| Material for the task |
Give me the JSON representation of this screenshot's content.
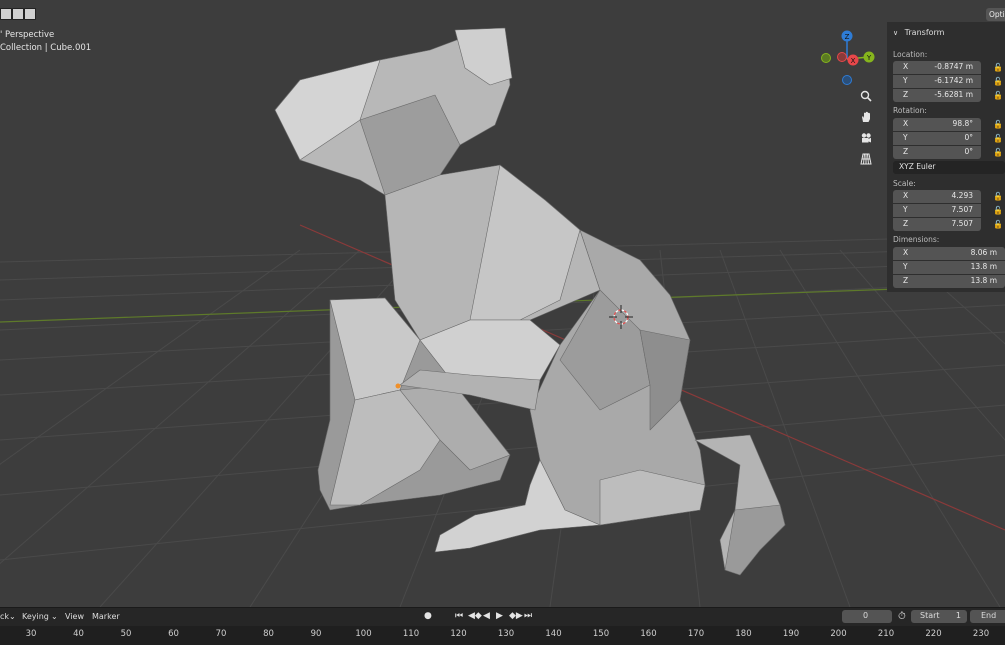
{
  "viewport": {
    "view_label": "User Perspective",
    "view_label_visible": "' Perspective",
    "collection_label": "Collection | Cube.001"
  },
  "gizmo": {
    "axes": [
      {
        "name": "Z",
        "color": "#2e7cd6"
      },
      {
        "name": "X",
        "color": "#e8474a"
      },
      {
        "name": "Y",
        "color": "#86b51d"
      }
    ]
  },
  "nav_buttons": [
    "zoom-icon",
    "hand-pan-icon",
    "camera-icon",
    "grid-perspective-icon"
  ],
  "npanel": {
    "options_label": "Opti",
    "section_title": "Transform",
    "location_label": "Location:",
    "location": [
      {
        "axis": "X",
        "value": "-0.8747 m"
      },
      {
        "axis": "Y",
        "value": "-6.1742 m"
      },
      {
        "axis": "Z",
        "value": "-5.6281 m"
      }
    ],
    "rotation_label": "Rotation:",
    "rotation": [
      {
        "axis": "X",
        "value": "98.8°"
      },
      {
        "axis": "Y",
        "value": "0°"
      },
      {
        "axis": "Z",
        "value": "0°"
      }
    ],
    "rotation_mode": "XYZ Euler",
    "scale_label": "Scale:",
    "scale": [
      {
        "axis": "X",
        "value": "4.293"
      },
      {
        "axis": "Y",
        "value": "7.507"
      },
      {
        "axis": "Z",
        "value": "7.507"
      }
    ],
    "dimensions_label": "Dimensions:",
    "dimensions": [
      {
        "axis": "X",
        "value": "8.06 m"
      },
      {
        "axis": "Y",
        "value": "13.8 m"
      },
      {
        "axis": "Z",
        "value": "13.8 m"
      }
    ]
  },
  "timeline": {
    "menus": [
      "ck",
      "Keying",
      "View",
      "Marker"
    ],
    "current_frame": "0",
    "start_label": "Start",
    "start_value": "1",
    "end_label": "End",
    "ruler_ticks": [
      "30",
      "40",
      "50",
      "60",
      "70",
      "80",
      "90",
      "100",
      "110",
      "120",
      "130",
      "140",
      "150",
      "160",
      "170",
      "180",
      "190",
      "200",
      "210",
      "220",
      "230"
    ]
  }
}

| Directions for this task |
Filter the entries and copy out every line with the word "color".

| Finished task |
        "color": "#2e7cd6"
        "color": "#e8474a"
        "color": "#86b51d"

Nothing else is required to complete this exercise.